Early on, I found a modicum of healing through music, learning to connect and express my unspeakable feelings through the words and notes of others. In college, my path drifted towards helping others, as the altruism provided a needed distraction from my own, still much broken self. My healing was also supported by wonderful family and friends. But as anyone who has been depressed can tell you, our family and friends still can’t “save” us.
I have only recently determined that it was when I discovered travel – and really, solo travel – that I was able to begin learning how to connect with myself. In my reflection, I recognize that my angry youth and depressed twenties were interspersed with family, friend and group adventures to various parts of the United States, Canada and Europe, providing brief respites from my general apathy and unease.
Then, at 25 years old, I took my first solo cross-country trip I obviously titled my “Journey to the West.” A Midwestern worldview of the big, bad unknowns had kept me from taking the leap into the abyss of what I might discover on the road alone. After all, the world is scary, right? Fuck it. I was ready to be scared. After all, I had mastered the various stages of grief up to this point… denial, bargaining, anger, depression. Unbeknownst to me, a road trip that began as a post-breakup escape, would launch the final stage of the grief journey I had started so young: acceptance.
When I think about this time, this trip, this birth of independence, I can only now frame it as the most important leap I ever took. Finally, nearly 16 years after that first transformative journey, I am starting to find the words to describe why it mattered so much to me. I guess I had always been programmed to think I was running from myself when, in actuality, I have been utilizing a resource for my toolkit of healing: travel. For me, travel not only fulfills my need to see beyond myself and my own story, it brings me into alignment with the beauty that I miss when I am stuck in the dredge of day to day existence.
After my “Journey to the West”, many more years of solo and group travel emerged, too many crazy beautiful stories to recount. This self-revolution would also lead me to relocate to Oregon at the age of 28. I love living in a place that can replicate a week long vacation in just a couple hours of drive time. It is my belief that Oregon is one of the most magical places on earth.
Through travel, I have found adventure, passion, growth through conflict and perceived fear, connections beyond my wildest imaginations, and yes, love.

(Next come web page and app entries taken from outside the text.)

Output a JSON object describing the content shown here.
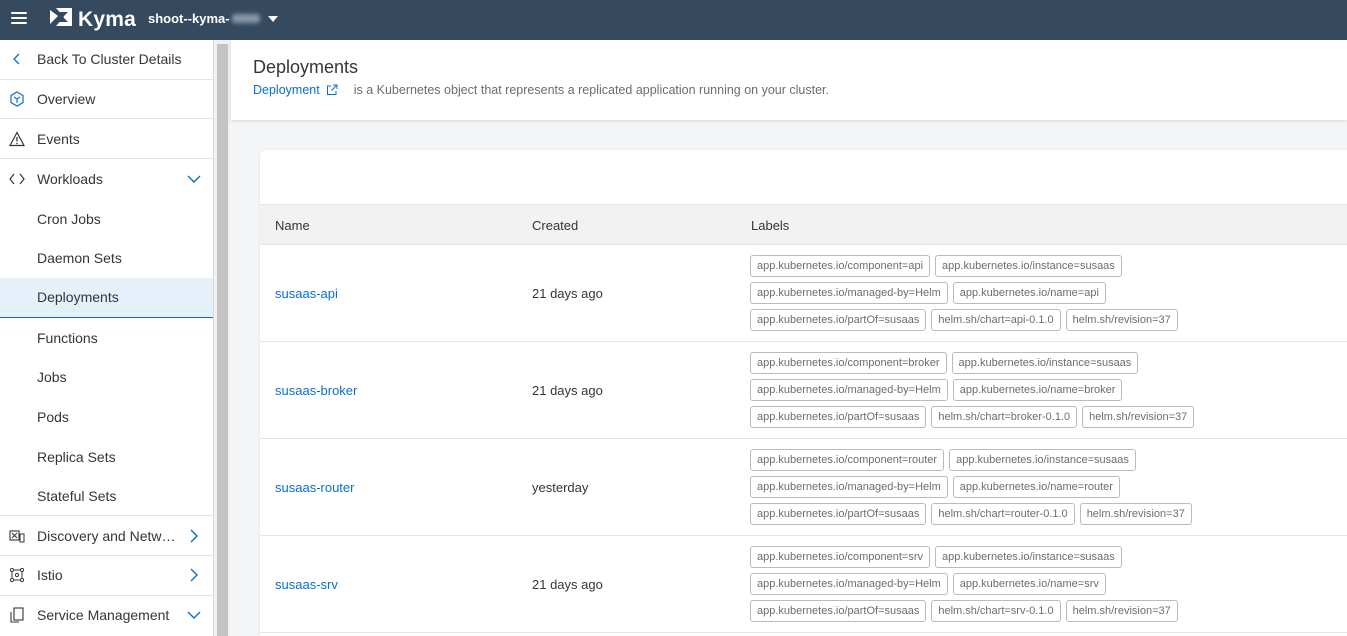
{
  "topbar": {
    "brand": "Kyma",
    "cluster_name": "shoot--kyma-"
  },
  "sidebar": {
    "back": "Back To Cluster Details",
    "items": [
      {
        "label": "Overview"
      },
      {
        "label": "Events"
      },
      {
        "label": "Workloads"
      },
      {
        "label": "Cron Jobs"
      },
      {
        "label": "Daemon Sets"
      },
      {
        "label": "Deployments"
      },
      {
        "label": "Functions"
      },
      {
        "label": "Jobs"
      },
      {
        "label": "Pods"
      },
      {
        "label": "Replica Sets"
      },
      {
        "label": "Stateful Sets"
      },
      {
        "label": "Discovery and Network"
      },
      {
        "label": "Istio"
      },
      {
        "label": "Service Management"
      }
    ]
  },
  "header": {
    "title": "Deployments",
    "link": "Deployment",
    "description": "is a Kubernetes object that represents a replicated application running on your cluster."
  },
  "table": {
    "columns": [
      "Name",
      "Created",
      "Labels"
    ],
    "rows": [
      {
        "name": "susaas-api",
        "created": "21 days ago",
        "labels": [
          [
            "app.kubernetes.io/component=api",
            "app.kubernetes.io/instance=susaas"
          ],
          [
            "app.kubernetes.io/managed-by=Helm",
            "app.kubernetes.io/name=api"
          ],
          [
            "app.kubernetes.io/partOf=susaas",
            "helm.sh/chart=api-0.1.0",
            "helm.sh/revision=37"
          ]
        ]
      },
      {
        "name": "susaas-broker",
        "created": "21 days ago",
        "labels": [
          [
            "app.kubernetes.io/component=broker",
            "app.kubernetes.io/instance=susaas"
          ],
          [
            "app.kubernetes.io/managed-by=Helm",
            "app.kubernetes.io/name=broker"
          ],
          [
            "app.kubernetes.io/partOf=susaas",
            "helm.sh/chart=broker-0.1.0",
            "helm.sh/revision=37"
          ]
        ]
      },
      {
        "name": "susaas-router",
        "created": "yesterday",
        "labels": [
          [
            "app.kubernetes.io/component=router",
            "app.kubernetes.io/instance=susaas"
          ],
          [
            "app.kubernetes.io/managed-by=Helm",
            "app.kubernetes.io/name=router"
          ],
          [
            "app.kubernetes.io/partOf=susaas",
            "helm.sh/chart=router-0.1.0",
            "helm.sh/revision=37"
          ]
        ]
      },
      {
        "name": "susaas-srv",
        "created": "21 days ago",
        "labels": [
          [
            "app.kubernetes.io/component=srv",
            "app.kubernetes.io/instance=susaas"
          ],
          [
            "app.kubernetes.io/managed-by=Helm",
            "app.kubernetes.io/name=srv"
          ],
          [
            "app.kubernetes.io/partOf=susaas",
            "helm.sh/chart=srv-0.1.0",
            "helm.sh/revision=37"
          ]
        ]
      }
    ]
  },
  "colors": {
    "shell": "#354a5f",
    "link": "#0a6ed1",
    "active_bg": "#e5f0fa"
  }
}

It’s a love for self, others, and the world that one does not get to see when in the throws of depression. And during the COVID-19 pandemic, through grieving yet another perceived loss, I had to do what I always do to discover these realizations: travel. Sure, it looks a lot different but it is still possible. More on that next post.
Looking back at these parts of my history, it now makes perfect sense to me why starting Together Anywhere is so much a part of my being. And I also understand why it has hurt so much over the last year. And I also understand why allowing the grief process to occur was necessary to experience in moving forward. The cloud has been lifting and I’m now emerging from my grief. I’m ready to again try hard but this time from a place of passion and purpose versus fear of failure. Yes, success matters but my value matters more. And I’m still traveling down the road, discovering what is next, moving forward with a healthy amount of tragic optimism… And we are still here together, anywhere!
Apparently I’m not the first person to touch on this topic of travel and grief. For further reading: